_Problem details_. Every line of the listing that contains the word "approved" is to be copied out.

_Listed records_.
[Start of section]
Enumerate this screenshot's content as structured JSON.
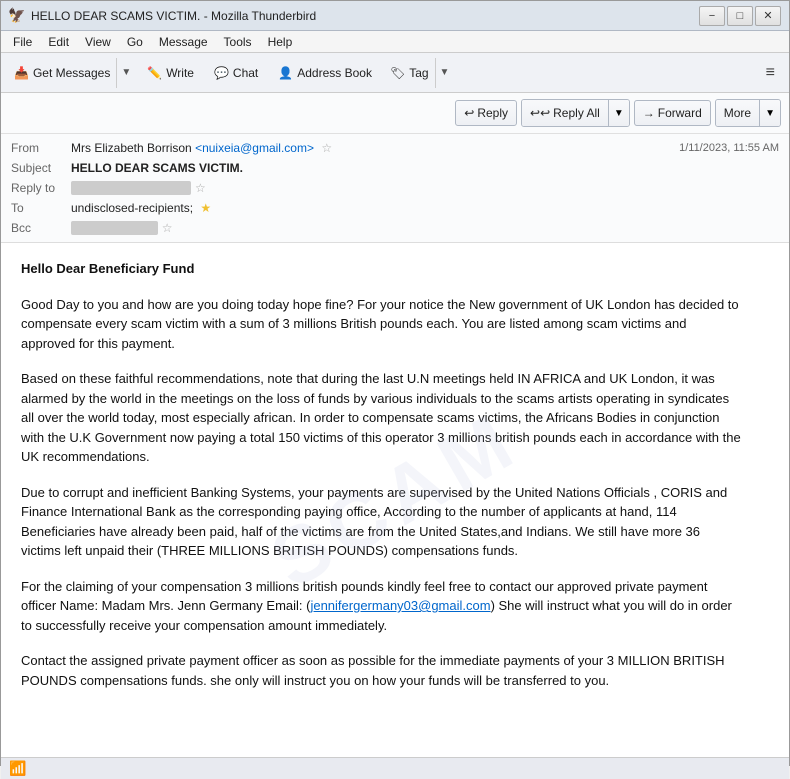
{
  "titleBar": {
    "icon": "🦅",
    "title": "HELLO DEAR SCAMS VICTIM. - Mozilla Thunderbird",
    "minimize": "−",
    "maximize": "□",
    "close": "✕"
  },
  "menuBar": {
    "items": [
      "File",
      "Edit",
      "View",
      "Go",
      "Message",
      "Tools",
      "Help"
    ]
  },
  "toolbar": {
    "getMessages": "Get Messages",
    "write": "Write",
    "chat": "Chat",
    "addressBook": "Address Book",
    "tag": "Tag",
    "hamburger": "≡"
  },
  "emailActions": {
    "reply": "Reply",
    "replyAll": "Reply All",
    "forward": "Forward",
    "more": "More"
  },
  "emailHeader": {
    "fromLabel": "From",
    "fromName": "Mrs Elizabeth Borrison",
    "fromEmail": "<nuixeia@gmail.com>",
    "subjectLabel": "Subject",
    "subject": "HELLO DEAR SCAMS VICTIM.",
    "replyToLabel": "Reply to",
    "replyToBlurred": "                              ",
    "toLabel": "To",
    "toValue": "undisclosed-recipients;",
    "bccLabel": "Bcc",
    "bccBlurred": "                    ",
    "date": "1/11/2023, 11:55 AM"
  },
  "emailBody": {
    "greeting": "Hello Dear Beneficiary Fund",
    "paragraph1": "Good Day to you and how are you doing today hope fine? For your notice the New government of UK London has decided to compensate every scam victim with a sum of 3 millions British pounds each. You are listed among scam victims and approved for this payment.",
    "paragraph2": "Based on these faithful recommendations, note that during the last U.N meetings held IN AFRICA and UK London, it was alarmed by the world in the meetings on the loss of funds by various individuals to the scams artists operating in syndicates all over the world today, most especially african. In order to compensate scams victims, the Africans Bodies in conjunction with the U.K Government now paying a total 150 victims of this operator 3 millions british pounds each in accordance with the UK recommendations.",
    "paragraph3": "Due to corrupt and inefficient Banking Systems, your payments are supervised by the United Nations Officials , CORIS and Finance International Bank as the corresponding paying office, According to the number of applicants at hand, 114 Beneficiaries have already been paid, half of the victims are from the United States,and Indians. We still have more 36 victims left unpaid their (THREE MILLIONS BRITISH POUNDS) compensations funds.",
    "paragraph4Pre": "For the claiming of your compensation 3 millions british pounds kindly feel free to contact our approved private payment officer Name: Madam Mrs. Jenn Germany Email: (",
    "paragraph4Link": "jennifergermany03@gmail.com",
    "paragraph4Post": ") She will instruct what you will do in order to successfully receive your compensation amount immediately.",
    "paragraph5": "Contact the assigned private payment officer as soon as possible for the immediate payments of your 3 MILLION BRITISH POUNDS compensations funds. she only will instruct you on how your funds will be transferred to you."
  },
  "statusBar": {
    "wifiIcon": "📶"
  }
}
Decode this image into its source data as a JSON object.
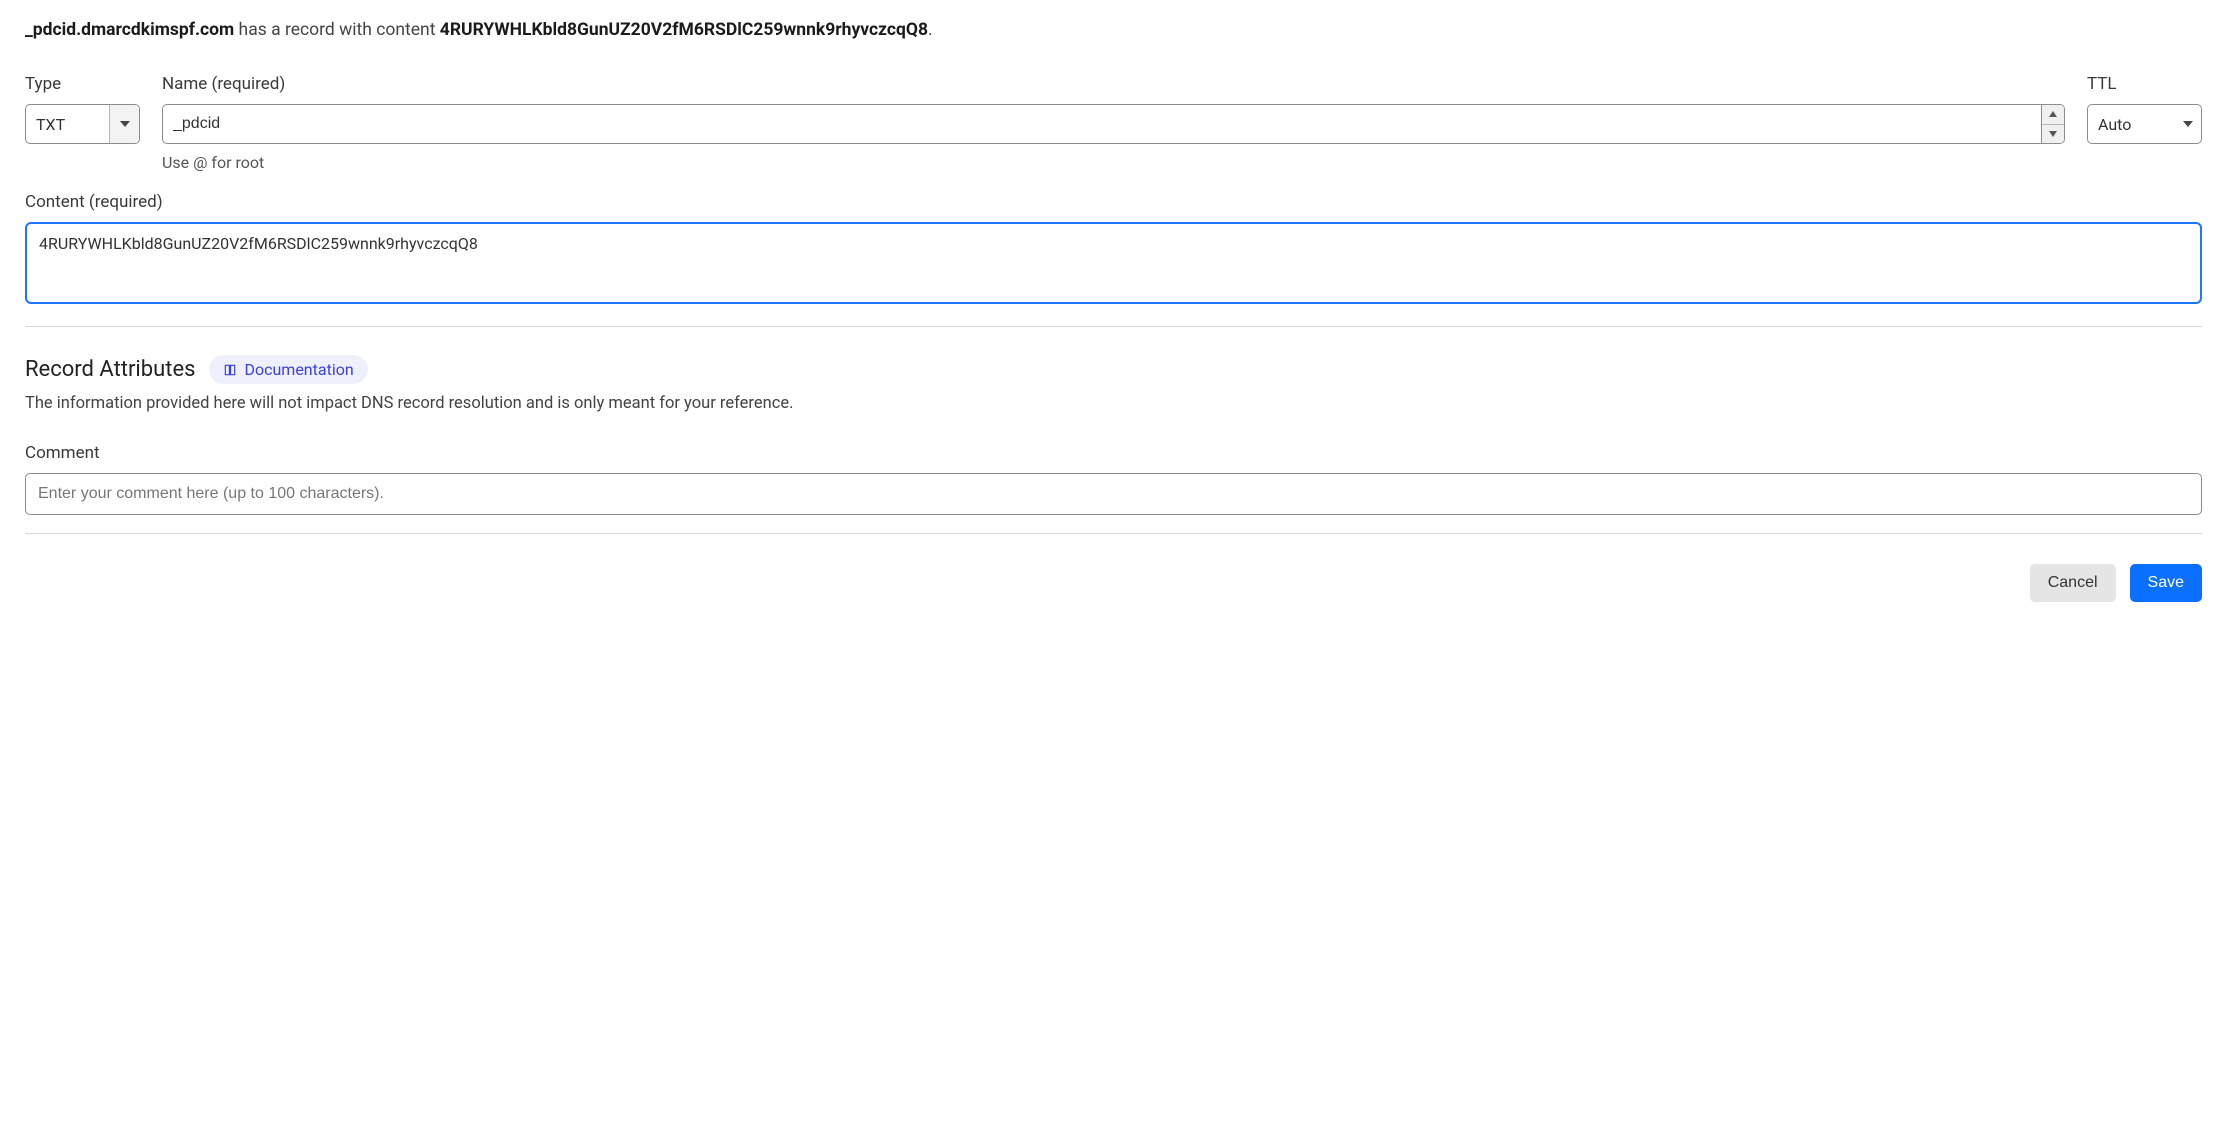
{
  "header": {
    "hostname": "_pdcid.dmarcdkimspf.com",
    "mid_text": " has a record with content ",
    "content_value": "4RURYWHLKbld8GunUZ20V2fM6RSDlC259wnnk9rhyvczcqQ8",
    "period": "."
  },
  "form": {
    "type": {
      "label": "Type",
      "value": "TXT"
    },
    "name": {
      "label": "Name (required)",
      "value": "_pdcid",
      "helper": "Use @ for root"
    },
    "ttl": {
      "label": "TTL",
      "value": "Auto"
    },
    "content": {
      "label": "Content (required)",
      "value": "4RURYWHLKbld8GunUZ20V2fM6RSDlC259wnnk9rhyvczcqQ8"
    }
  },
  "attributes": {
    "title": "Record Attributes",
    "doc_label": "Documentation",
    "description": "The information provided here will not impact DNS record resolution and is only meant for your reference.",
    "comment": {
      "label": "Comment",
      "placeholder": "Enter your comment here (up to 100 characters)."
    }
  },
  "buttons": {
    "cancel": "Cancel",
    "save": "Save"
  }
}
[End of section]
_Written response_.
    "paragraph1": "Good Day to you and how are you doing today hope fine? For your notice the New government of UK London has decided to compensate every scam victim with a sum of 3 millions British pounds each. You are listed among scam victims and approved for this payment.",
    "paragraph4Pre": "For the claiming of your compensation 3 millions british pounds kindly feel free to contact our approved private payment officer Name: Madam Mrs. Jenn Germany Email: (",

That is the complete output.